Wednesday, February 07, 2007

I checked out the Mishima technique with my new work from the Nippon Tougei Club in Tokyo.

This style of pottery is named after a place in Japan that has nothing to do with its production: the Mishima style (slip inlay style).

As far back as 1636, there was a certain calendar published at the Grand Shrine of Mishima written in little squiggly "kana" (one of Japan 3 languages) lines. Because the "rope curtain" designs resembled the lines of the calendar, works of this pattern came to be known as Mishima.

One side of the vase with a Peony flower design.

The style itself goes back to Korea's Koryo Period (935-1392) when bowls decorated in this way were known as "Korai-jawan" or "Korai" tea bowls. These were inlaid with various motifs such as floral and animal depictions.

I engraved on the other side a Japanese landscape in the white slip surrounded with stamps decorations with the white slip inlay.

A potter would incise the design in the body, fill it in with contrasting colored clay or slip and then cover it with a transparent glaze. This technique peaked in Korea in the 12th-13th-century Koryo celadons, deemed "first under heaven." It's also referred to as "zogan". Another inlay style is called reverse inlay. This is where the potter cuts away the background, leaving the design in relief, then the background is brushed over with a slip and the excess is scraped away.

Another view of the vase with a flask shape.

The size is: 18cm x 14cm x 8.5cm.

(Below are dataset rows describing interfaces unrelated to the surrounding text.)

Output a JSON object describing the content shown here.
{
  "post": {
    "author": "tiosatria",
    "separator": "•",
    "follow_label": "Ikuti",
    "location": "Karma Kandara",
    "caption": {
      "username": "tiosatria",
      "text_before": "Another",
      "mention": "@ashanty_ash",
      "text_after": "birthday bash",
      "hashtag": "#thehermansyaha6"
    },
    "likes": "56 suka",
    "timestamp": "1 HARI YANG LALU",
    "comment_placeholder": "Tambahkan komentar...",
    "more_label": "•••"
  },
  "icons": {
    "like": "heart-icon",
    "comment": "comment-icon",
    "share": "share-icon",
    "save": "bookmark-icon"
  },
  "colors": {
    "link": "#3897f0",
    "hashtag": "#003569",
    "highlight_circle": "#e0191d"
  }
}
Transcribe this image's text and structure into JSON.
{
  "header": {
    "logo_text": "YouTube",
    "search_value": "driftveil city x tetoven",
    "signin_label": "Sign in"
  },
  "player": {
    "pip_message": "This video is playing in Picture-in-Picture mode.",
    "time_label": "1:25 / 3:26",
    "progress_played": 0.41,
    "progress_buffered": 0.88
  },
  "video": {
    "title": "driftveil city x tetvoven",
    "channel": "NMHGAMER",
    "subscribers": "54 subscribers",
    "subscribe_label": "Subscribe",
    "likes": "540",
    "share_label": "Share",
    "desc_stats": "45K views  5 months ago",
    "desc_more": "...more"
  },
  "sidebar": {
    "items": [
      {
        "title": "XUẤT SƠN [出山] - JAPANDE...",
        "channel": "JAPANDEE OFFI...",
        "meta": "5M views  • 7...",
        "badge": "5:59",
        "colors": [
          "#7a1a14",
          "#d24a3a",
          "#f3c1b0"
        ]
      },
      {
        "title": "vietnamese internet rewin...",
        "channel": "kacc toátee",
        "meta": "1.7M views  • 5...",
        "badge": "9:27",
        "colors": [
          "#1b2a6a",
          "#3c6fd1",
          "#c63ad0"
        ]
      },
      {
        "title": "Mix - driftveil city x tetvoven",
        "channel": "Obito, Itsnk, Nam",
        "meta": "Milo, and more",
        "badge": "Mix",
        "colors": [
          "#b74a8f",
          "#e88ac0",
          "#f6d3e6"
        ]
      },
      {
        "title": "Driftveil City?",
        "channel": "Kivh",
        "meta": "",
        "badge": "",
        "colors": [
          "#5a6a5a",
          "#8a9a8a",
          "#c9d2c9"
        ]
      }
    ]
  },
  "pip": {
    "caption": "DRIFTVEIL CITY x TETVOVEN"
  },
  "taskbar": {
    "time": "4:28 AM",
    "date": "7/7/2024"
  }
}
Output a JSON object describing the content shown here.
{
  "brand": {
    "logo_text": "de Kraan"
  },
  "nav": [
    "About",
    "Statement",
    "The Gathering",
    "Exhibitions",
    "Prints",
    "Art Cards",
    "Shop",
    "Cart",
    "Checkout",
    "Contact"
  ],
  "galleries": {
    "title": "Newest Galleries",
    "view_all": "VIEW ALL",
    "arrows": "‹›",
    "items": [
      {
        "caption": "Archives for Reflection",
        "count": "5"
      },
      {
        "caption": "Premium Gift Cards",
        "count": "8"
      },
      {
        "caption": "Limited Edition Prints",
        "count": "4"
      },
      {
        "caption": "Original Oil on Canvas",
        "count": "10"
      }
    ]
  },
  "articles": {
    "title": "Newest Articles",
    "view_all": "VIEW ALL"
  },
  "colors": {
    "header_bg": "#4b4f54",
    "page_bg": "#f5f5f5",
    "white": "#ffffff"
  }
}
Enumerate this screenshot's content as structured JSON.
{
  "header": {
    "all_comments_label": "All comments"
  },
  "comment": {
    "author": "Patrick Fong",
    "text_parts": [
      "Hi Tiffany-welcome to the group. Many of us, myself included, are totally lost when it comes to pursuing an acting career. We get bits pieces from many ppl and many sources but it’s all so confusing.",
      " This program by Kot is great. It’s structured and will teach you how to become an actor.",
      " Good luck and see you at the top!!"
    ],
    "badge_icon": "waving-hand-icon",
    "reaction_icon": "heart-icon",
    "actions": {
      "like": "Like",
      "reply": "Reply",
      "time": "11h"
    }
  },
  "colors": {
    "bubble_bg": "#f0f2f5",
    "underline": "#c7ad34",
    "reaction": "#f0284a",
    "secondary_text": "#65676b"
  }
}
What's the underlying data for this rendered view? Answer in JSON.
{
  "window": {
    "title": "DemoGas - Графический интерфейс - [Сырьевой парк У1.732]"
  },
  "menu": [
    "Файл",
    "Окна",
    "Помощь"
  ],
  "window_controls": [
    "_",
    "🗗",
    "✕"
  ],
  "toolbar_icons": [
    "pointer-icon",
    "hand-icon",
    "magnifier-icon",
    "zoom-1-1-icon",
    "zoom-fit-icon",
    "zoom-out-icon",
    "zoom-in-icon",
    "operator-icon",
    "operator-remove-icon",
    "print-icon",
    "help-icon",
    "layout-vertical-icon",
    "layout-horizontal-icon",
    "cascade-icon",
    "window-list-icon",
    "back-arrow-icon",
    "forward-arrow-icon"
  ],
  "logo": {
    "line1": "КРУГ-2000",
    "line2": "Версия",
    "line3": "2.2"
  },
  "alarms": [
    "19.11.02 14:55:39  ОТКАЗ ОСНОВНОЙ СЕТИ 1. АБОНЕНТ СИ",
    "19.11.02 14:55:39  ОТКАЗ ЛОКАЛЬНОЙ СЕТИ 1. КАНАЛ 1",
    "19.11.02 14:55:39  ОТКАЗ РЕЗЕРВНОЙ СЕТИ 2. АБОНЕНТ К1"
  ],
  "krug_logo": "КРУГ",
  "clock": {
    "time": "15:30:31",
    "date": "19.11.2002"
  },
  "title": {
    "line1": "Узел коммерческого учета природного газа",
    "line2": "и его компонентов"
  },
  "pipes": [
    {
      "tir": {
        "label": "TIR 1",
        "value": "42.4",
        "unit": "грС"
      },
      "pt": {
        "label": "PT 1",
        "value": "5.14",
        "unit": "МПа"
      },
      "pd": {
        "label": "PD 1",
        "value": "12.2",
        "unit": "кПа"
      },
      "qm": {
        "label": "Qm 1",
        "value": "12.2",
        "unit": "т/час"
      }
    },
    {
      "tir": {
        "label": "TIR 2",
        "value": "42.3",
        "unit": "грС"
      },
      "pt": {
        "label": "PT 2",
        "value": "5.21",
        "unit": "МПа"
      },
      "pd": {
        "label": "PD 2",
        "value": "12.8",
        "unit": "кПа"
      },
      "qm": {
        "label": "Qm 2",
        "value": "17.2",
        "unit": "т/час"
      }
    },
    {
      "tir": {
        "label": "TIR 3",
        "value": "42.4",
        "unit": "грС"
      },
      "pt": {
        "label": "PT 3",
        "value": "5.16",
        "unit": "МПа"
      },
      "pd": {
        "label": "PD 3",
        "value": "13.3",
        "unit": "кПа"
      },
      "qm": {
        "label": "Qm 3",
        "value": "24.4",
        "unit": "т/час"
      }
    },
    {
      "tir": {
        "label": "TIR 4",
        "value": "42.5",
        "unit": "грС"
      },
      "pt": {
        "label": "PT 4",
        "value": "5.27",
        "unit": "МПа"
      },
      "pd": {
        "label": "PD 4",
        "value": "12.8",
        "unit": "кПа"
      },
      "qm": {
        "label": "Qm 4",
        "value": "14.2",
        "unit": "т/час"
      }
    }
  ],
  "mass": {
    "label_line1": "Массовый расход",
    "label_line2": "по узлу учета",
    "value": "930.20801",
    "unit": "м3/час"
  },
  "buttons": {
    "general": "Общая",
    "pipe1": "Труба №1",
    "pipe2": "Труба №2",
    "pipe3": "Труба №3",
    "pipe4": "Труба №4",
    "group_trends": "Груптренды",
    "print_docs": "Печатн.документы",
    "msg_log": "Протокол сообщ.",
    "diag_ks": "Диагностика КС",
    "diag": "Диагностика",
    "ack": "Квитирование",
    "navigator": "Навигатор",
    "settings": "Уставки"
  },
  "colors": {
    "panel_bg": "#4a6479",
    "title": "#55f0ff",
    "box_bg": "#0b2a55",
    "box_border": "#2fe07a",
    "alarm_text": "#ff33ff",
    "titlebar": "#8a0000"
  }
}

  • At 4:27 AM, Blogger kkkkkk_jj said…

    This comment has been removed by a blog administrator.


Post a Comment

<< Home